Over this past year, the British government announced a scheme to simply help families facing foreclosure reduce payments because of lack of income. The scheme went into effect, helped hardly any families, and cost taxpayers an incredible number of pounds.
Homeowner Mortgage Support Scheme
The Homeowner Mortgage Support Scheme, or HMS, was announced over this past year with much fanfare from the government. HMS was supposed to simply help struggling borrowers stay PM Modi Yojana in their homes while the economy and unemployment rates were at the worst levels in years. The scheme allows homeowners to reduce their mortgage payments for 2 years due to lack of income. The scheme has only managed to simply help 15 families but has still cost 2.5 million pounds. With the typical home cost being $165,000, the us government would have saved money just by purchasing the homes outright for the families.
Where would be the Struggling Families?
HMS is just one government program meant to simply help struggling homeowners. Other programs have helped families get equity loans to reduce their mortgages or to offer their homes and remain in them as tenants. Although 1 in 1000 households is in danger of repossession, hardly any have needed the kind of help offered by HMS because other programmes are better suited to their needs. HMS is never as helpful as expected.
Where Did All of the Money Go?
Even though the government has spent 2.5 million pounds to simply help only 15 families, they still defend the program. A lot of the amount of money spent was said to have visited one-time set-up costs and won’t have to be spent again this year. Money was also used on broader policies and development. Currently, there are still 1000s of homeowners in danger of repossession that can take advantage of HMS and the us government believes that the safety net will undoubtedly be needed by more families next year.
Is the Scheme Working?

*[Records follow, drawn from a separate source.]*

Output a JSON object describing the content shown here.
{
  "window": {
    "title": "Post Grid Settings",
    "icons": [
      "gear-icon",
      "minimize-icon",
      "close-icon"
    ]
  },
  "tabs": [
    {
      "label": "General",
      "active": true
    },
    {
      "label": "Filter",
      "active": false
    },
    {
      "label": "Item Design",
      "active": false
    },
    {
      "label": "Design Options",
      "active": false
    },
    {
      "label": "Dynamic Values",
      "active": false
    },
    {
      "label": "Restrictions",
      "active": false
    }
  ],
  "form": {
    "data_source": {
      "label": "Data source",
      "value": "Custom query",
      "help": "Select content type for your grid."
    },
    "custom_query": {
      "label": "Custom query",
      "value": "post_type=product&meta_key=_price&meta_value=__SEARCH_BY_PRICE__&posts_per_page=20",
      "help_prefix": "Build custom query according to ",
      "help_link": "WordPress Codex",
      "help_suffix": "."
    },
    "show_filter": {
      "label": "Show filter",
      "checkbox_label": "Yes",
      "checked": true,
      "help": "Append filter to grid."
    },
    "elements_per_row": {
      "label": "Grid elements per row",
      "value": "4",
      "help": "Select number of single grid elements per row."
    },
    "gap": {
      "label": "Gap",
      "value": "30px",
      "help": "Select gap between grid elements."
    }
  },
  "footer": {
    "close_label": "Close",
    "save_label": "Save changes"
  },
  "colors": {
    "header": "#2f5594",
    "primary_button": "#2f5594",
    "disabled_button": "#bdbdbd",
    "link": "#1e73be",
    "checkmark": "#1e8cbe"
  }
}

Even though a number of the money spent on HMS was one-time costs of development and policy work, this program may not necessarily be effective. At the current per-family rate, HMS has spent more money helping 15 families reduce mortgage payments for only 2 years then the 15 homes cost. Probably the development of the master plan was faulted from the beginning, with initial costs being too high. Continuing this program seems like it will happen and the us government says more families will utilize the safety net in 2010. It is left to be viewed if the per family cost will undoubtedly be reduced to a reasonable level that really makes sense. It can be a wonder when other programmes are employed more frequently, why this programme is continuing as there are no doubt ongoing costs connected with the scheme.